Overall, this is a great adventure, but I find that I wasn't taken by it as I was with the other books. The characters aren't that complex, and the focus seems to be more on the story and the mythology, than them. That is also why I didn't write about the kids in detail.

Leviathan Wakes (Expanse, #1) by James S.A. Corey * * * * *

 Any book about the future is always also about the present. This book isn't Star Trek. Humans are still petty, after their own interest. So while the setting is space, people act the same way they would on Earth. I guess the old saying of the more things change ... works. I had this thought, but so did the author, that no matter what, we are just primates swinging poo at each other, or poking things with sticks.

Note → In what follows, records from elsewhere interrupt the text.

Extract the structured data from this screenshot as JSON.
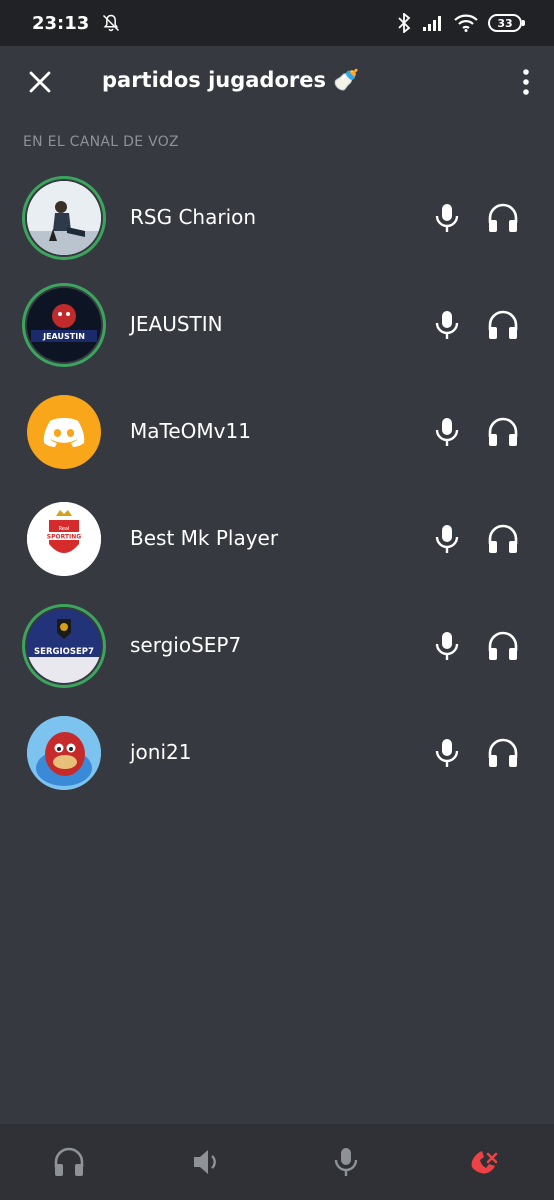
{
  "status_bar": {
    "time": "23:13",
    "battery": "33"
  },
  "header": {
    "title": "partidos jugadores 🍼"
  },
  "section": {
    "label": "EN EL CANAL DE VOZ"
  },
  "members": [
    {
      "name": "RSG Charion",
      "speaking": true
    },
    {
      "name": "JEAUSTIN",
      "speaking": true
    },
    {
      "name": "MaTeOMv11",
      "speaking": false
    },
    {
      "name": "Best Mk Player",
      "speaking": false
    },
    {
      "name": "sergioSEP7",
      "speaking": true
    },
    {
      "name": "joni21",
      "speaking": false
    }
  ],
  "avatars": {
    "jeaustin_text": "JEAUSTIN",
    "sporting_text": "SPORTING",
    "sporting_small": "Real",
    "sergio_text": "SERGIOSEP7"
  },
  "colors": {
    "background": "#36393f",
    "speaking_ring": "#3ba55d",
    "discord_default_avatar": "#faa61a",
    "hangup": "#ed4245"
  },
  "bottom_bar": {
    "icons": [
      "headset-icon",
      "speaker-icon",
      "microphone-icon",
      "hangup-icon"
    ]
  }
}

The story is about a period of humanity when we have left Earth, but took the problems with us, while staying in the Solar system. We have colonised Mars, some moons, even rocks in the asteroid belt. I loved how living, growing up in space had physically changed people. I also found the way they spoke interesting. A mixture of the different languages of the people who went there. However, the same way as when Europeans colonised the rest of the world, the colonies are treated just as badly. And they want to break away just as badly. Thrown into this tense environment is something unexpected. Without spoiling things for those who are not watching the show, it's big.


The story itself is told from the point of view of two men. One is Holden. He's a regular guy from Earth. Good childhood, nice parents, and that makes him an idealist. He feels naive sometimes, but he tries his best all the time. The conflict inside is that he expects better from people than they are, and then constantly gets disappointed. There is one point where he doesn't realise that words can be bigger weapons than guns. I'm not sure if he'll ever change. Maybe I don't want him to.

The other point of view is Miller. He's a belter. Grew up on a station built in a rock. He's also a cop. Kind of a sci-fi Dick Tracy. Even has the hat. He's much more a realist, and I found that I liked him more. He is jaded, and gritty, but he does what must be done. He also has a keen insight to things. They do clash with Holden. The funny thing is, I think Miller sometimes wishes he could see the world the way Holden does, but he's seen too much for that to be possible. 

Compared to the TV show, this encompasses the first season and some of the second. The story is pretty much the same, with some minor changes here and there. 

Overall, I enjoyed the story very much. It has personal stories as well as a grand scale of system wide events and politics. Now, let me finish this review, I have the next book to read.